• Assigned task: Write out the data word for word, taking care that no picture is carried over.

• Supplied material:
BEGIN

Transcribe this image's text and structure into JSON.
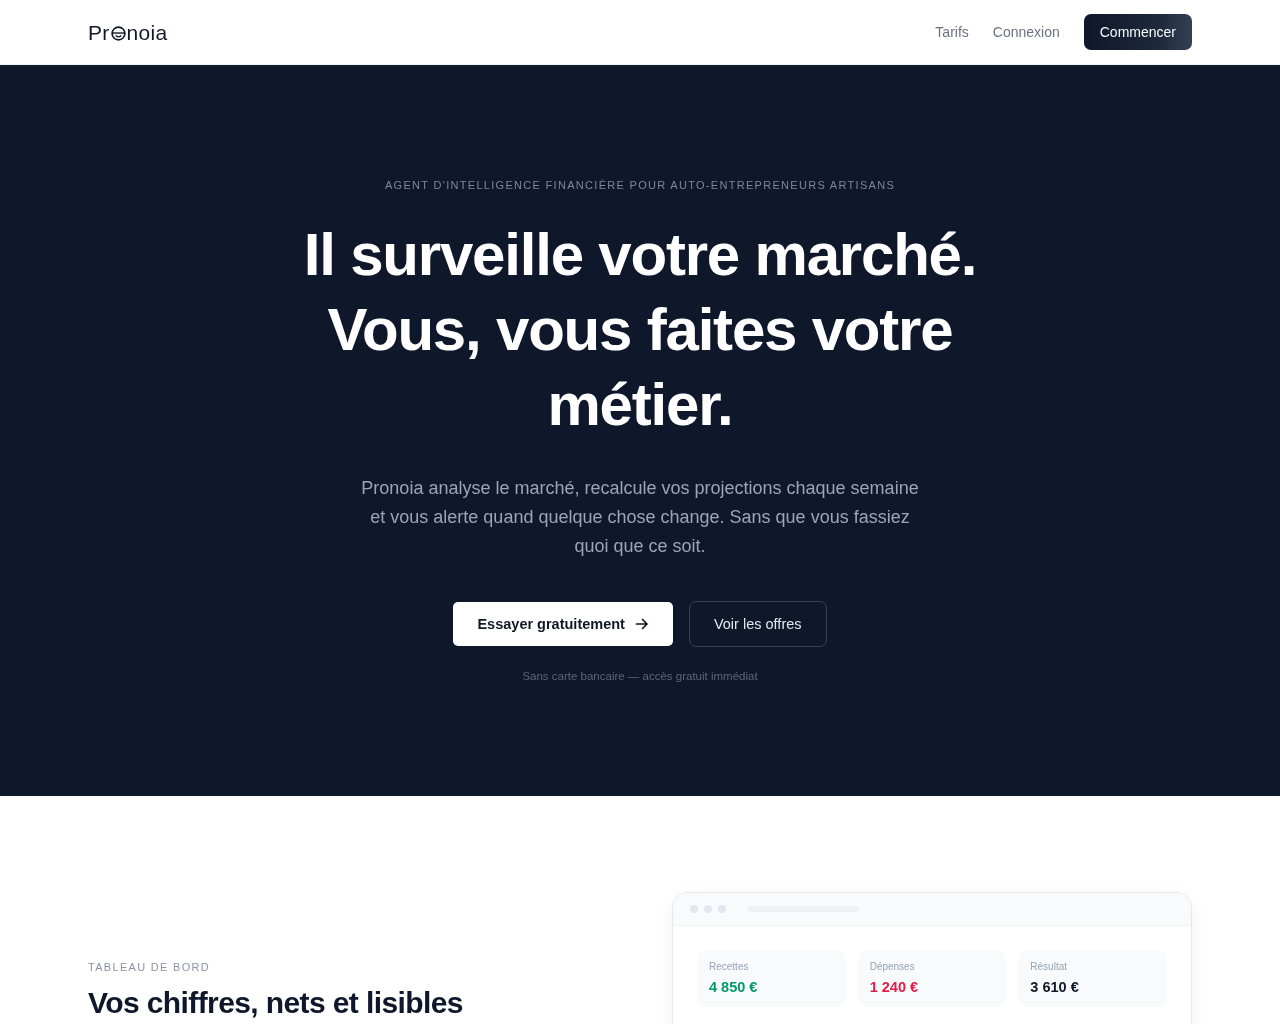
{
  "nav": {
    "logo": {
      "text_start": "Pr",
      "text_end": "noia"
    },
    "links": [
      "Tarifs",
      "Connexion"
    ],
    "cta": "Commencer"
  },
  "hero": {
    "eyebrow": "AGENT D'INTELLIGENCE FINANCIÈRE POUR AUTO-ENTREPRENEURS ARTISANS",
    "title_lines": [
      "Il surveille votre marché.",
      "Vous, vous faites votre métier."
    ],
    "lead": "Pronoia analyse le marché, recalcule vos projections chaque semaine et vous alerte quand quelque chose change. Sans que vous fassiez quoi que ce soit.",
    "primary_button": "Essayer gratuitement",
    "secondary_button": "Voir les offres",
    "note": "Sans carte bancaire — accès gratuit immédiat"
  },
  "dashboard": {
    "eyebrow": "TABLEAU DE BORD",
    "title": "Vos chiffres, nets et lisibles",
    "stats": [
      {
        "label": "Recettes",
        "value": "4 850 €",
        "color": "#059669"
      },
      {
        "label": "Dépenses",
        "value": "1 240 €",
        "color": "#e11d48"
      },
      {
        "label": "Résultat",
        "value": "3 610 €",
        "color": "#0f172a"
      }
    ]
  }
}
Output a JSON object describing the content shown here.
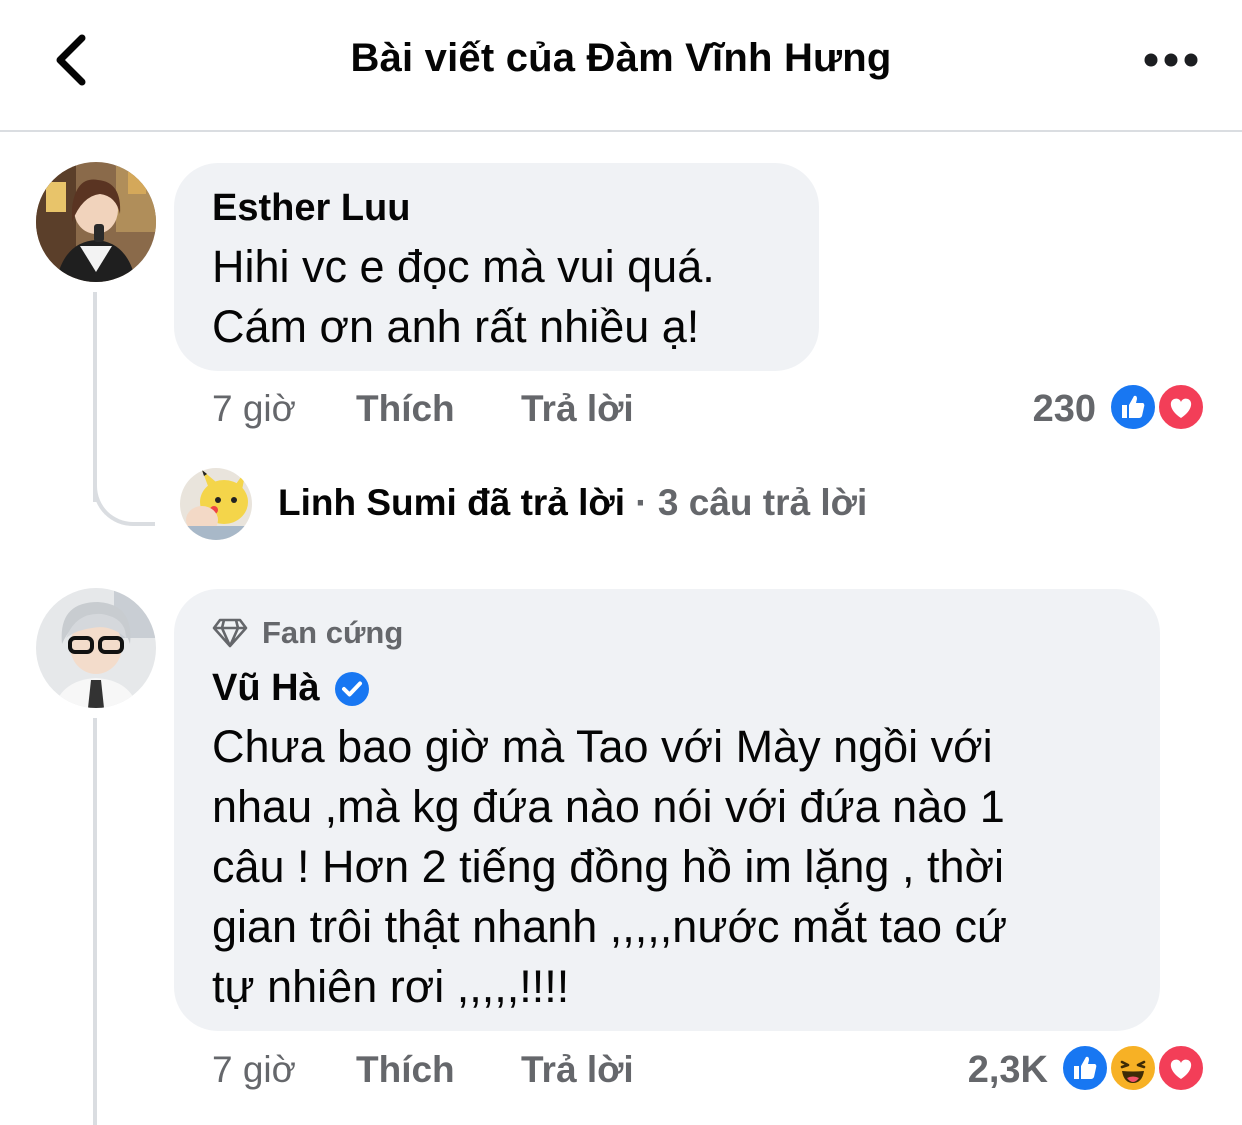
{
  "header": {
    "title": "Bài viết của Đàm Vĩnh Hưng"
  },
  "comments": [
    {
      "author": "Esther Luu",
      "text_line1": "Hihi vc e đọc mà vui quá.",
      "text_line2": "Cám ơn anh rất nhiều ạ!",
      "time": "7 giờ",
      "like_label": "Thích",
      "reply_label": "Trả lời",
      "reaction_count": "230",
      "reactions": [
        "like",
        "love"
      ]
    },
    {
      "badge": "Fan cứng",
      "author": "Vũ Hà",
      "verified": true,
      "text_line1": "Chưa bao giờ mà Tao với Mày ngồi với",
      "text_line2": "nhau ,mà kg đứa nào nói với đứa nào 1",
      "text_line3": "câu ! Hơn 2 tiếng đồng hồ im lặng , thời",
      "text_line4": "gian trôi thật nhanh ,,,,,nước mắt tao cứ",
      "text_line5": "tự nhiên rơi ,,,,,!!!!",
      "time": "7 giờ",
      "like_label": "Thích",
      "reply_label": "Trả lời",
      "reaction_count": "2,3K",
      "reactions": [
        "like",
        "haha",
        "love"
      ]
    }
  ],
  "reply_summary": {
    "name": "Linh Sumi",
    "action": "đã trả lời",
    "count": "· 3 câu trả lời"
  },
  "colors": {
    "like_blue": "#1877f2",
    "love_red": "#f33e58",
    "haha_yellow": "#f7b125",
    "bubble_bg": "#f0f2f5",
    "meta_gray": "#65676b"
  }
}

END

• Task output:
Transcribe this image's text and structure into JSON.
{
  "nav": {
    "logo": {
      "text_start": "Pr",
      "text_end": "noia"
    },
    "links": [
      "Tarifs",
      "Connexion"
    ],
    "cta": "Commencer"
  },
  "hero": {
    "eyebrow": "AGENT D'INTELLIGENCE FINANCIÈRE POUR AUTO-ENTREPRENEURS ARTISANS",
    "title_lines": [
      "Il surveille votre marché.",
      "Vous, vous faites votre métier."
    ],
    "lead": "Pronoia analyse le marché, recalcule vos projections chaque semaine et vous alerte quand quelque chose change. Sans que vous fassiez quoi que ce soit.",
    "primary_button": "Essayer gratuitement",
    "secondary_button": "Voir les offres",
    "note": "Sans carte bancaire — accès gratuit immédiat"
  },
  "dashboard": {
    "eyebrow": "TABLEAU DE BORD",
    "title": "Vos chiffres, nets et lisibles",
    "stats": [
      {
        "label": "Recettes",
        "value": "4 850 €",
        "color": "#059669"
      },
      {
        "label": "Dépenses",
        "value": "1 240 €",
        "color": "#e11d48"
      },
      {
        "label": "Résultat",
        "value": "3 610 €",
        "color": "#0f172a"
      }
    ]
  }
}
Output a JSON object describing the content shown here.
{
  "header": {
    "title": "Bài viết của Đàm Vĩnh Hưng"
  },
  "comments": [
    {
      "author": "Esther Luu",
      "text_line1": "Hihi vc e đọc mà vui quá.",
      "text_line2": "Cám ơn anh rất nhiều ạ!",
      "time": "7 giờ",
      "like_label": "Thích",
      "reply_label": "Trả lời",
      "reaction_count": "230",
      "reactions": [
        "like",
        "love"
      ]
    },
    {
      "badge": "Fan cứng",
      "author": "Vũ Hà",
      "verified": true,
      "text_line1": "Chưa bao giờ mà Tao với Mày ngồi với",
      "text_line2": "nhau ,mà kg đứa nào nói với đứa nào 1",
      "text_line3": "câu ! Hơn 2 tiếng đồng hồ im lặng , thời",
      "text_line4": "gian trôi thật nhanh ,,,,,nước mắt tao cứ",
      "text_line5": "tự nhiên rơi ,,,,,!!!!",
      "time": "7 giờ",
      "like_label": "Thích",
      "reply_label": "Trả lời",
      "reaction_count": "2,3K",
      "reactions": [
        "like",
        "haha",
        "love"
      ]
    }
  ],
  "reply_summary": {
    "name": "Linh Sumi",
    "action": "đã trả lời",
    "count": "· 3 câu trả lời"
  },
  "colors": {
    "like_blue": "#1877f2",
    "love_red": "#f33e58",
    "haha_yellow": "#f7b125",
    "bubble_bg": "#f0f2f5",
    "meta_gray": "#65676b"
  }
}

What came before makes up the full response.